Laila Waggoner: Another whole area, and again, nobody that is in pediatric care in particular needs us to tell them that the volumes for pediatric care have just really been impacted dramatically by the pandemic. There's been lots and lots of delay of care, but we have some interesting findings about why that is. What types of care parents are saying they will continue to delay knowing that I think might help our, again, healthcare marketing colleagues to think about how to reach out to those parents to bring those children back into the fold in terms of the care that they need.
Laila Waggoner: One of the biggest areas is definitely around mental, emotional, and behavioral health, and how the pandemic not just has impacted kids. Again, there's been plenty written about that and plenty of data out there about how dramatic this really has been. Again, what we're trying to really look at is, what does the data tell us about how healthcare marketers and those for pediatric patients in particular can use this information to be really helpful to those parents? We have some ideas about that that we'll be sharing as well.

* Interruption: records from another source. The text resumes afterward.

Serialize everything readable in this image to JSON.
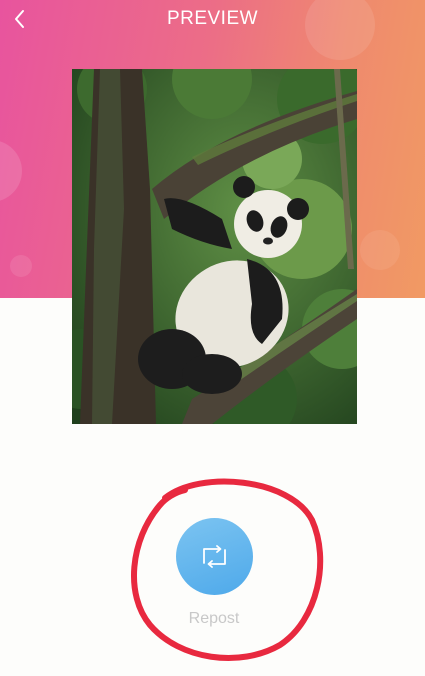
{
  "header": {
    "title": "PREVIEW",
    "back_icon": "chevron-left-icon"
  },
  "preview": {
    "image": "panda-in-tree"
  },
  "actions": {
    "repost_label": "Repost",
    "repost_icon": "repost-icon"
  },
  "colors": {
    "header_gradient_start": "#e8549e",
    "header_gradient_end": "#f19a63",
    "repost_button": "#5eb4ee",
    "annotation_circle": "#e8293f",
    "label_gray": "#c8c8c8"
  }
}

Laila Waggoner: Then finally, and this will be an interesting one, especially as the vaccination for kids in particular makes progress, but some findings around parents' perceptions about COVID testing and about vaccination in particular. That might be more relevant a little bit further down the road. We'll certainly bring that to bear, but we're really excited to dive into this. And we're excited to not just share the insights, but to bring in, hopefully on Core Exchange, we'll be having some guests from some of the provider perspective about how they're managing through the pandemic and hopefully, coming out of the pandemic, and what some of those issues are that they're really dealing with from a marketing perspective. And so, we'll be excited to host them, coming up here on some of these episodes.
Angi Krueger: That's great. I'm really excited to get their perspective as well, and excited to start to release some of this data to our audience. With that being said, we will be sharing some stuff either socially on LinkedIn, on Twitter, in tidbits. But we're also going to be sharing probably a series of articles as well on corecreative.health. So if you haven't subscribed to our newsletter yet, feel free to stop by our site. Again, it's corecreative.health, to make sure you get all the latest and greatest on this research and everything else.
Laila Waggoner: Absolutely.
Angi Krueger: Again, thank you. Welcome, Laila. We're so excited to have you, and I'm so excited for you to get to meet other people in our audience outside of Core Health internally.
Laila Waggoner: Absolutely.
Angi Krueger: We look forward to ... and hopefully, seeing some people in person soon too. We've had some conversations about upcoming healthcare conferences coming up. Hoping to be in person for those.
Laila Waggoner: Definitely.
Angi Krueger: I don't know. What everyone's plans are there, but we hope to see more people out and about in the next few months. So it's very exciting. There's light at the end of the tunnel.
Laila Waggoner: That's right.
Angi Krueger: And we're excited to move forward here. All right. Well, thanks again, Laila. We will wrap things up, but stay tuned and you'll be hearing a lot more from Laila in the future.
Laila Waggoner: Thanks, Angi.
Angi Krueger: Have a good afternoon.
Laila Waggoner: You too.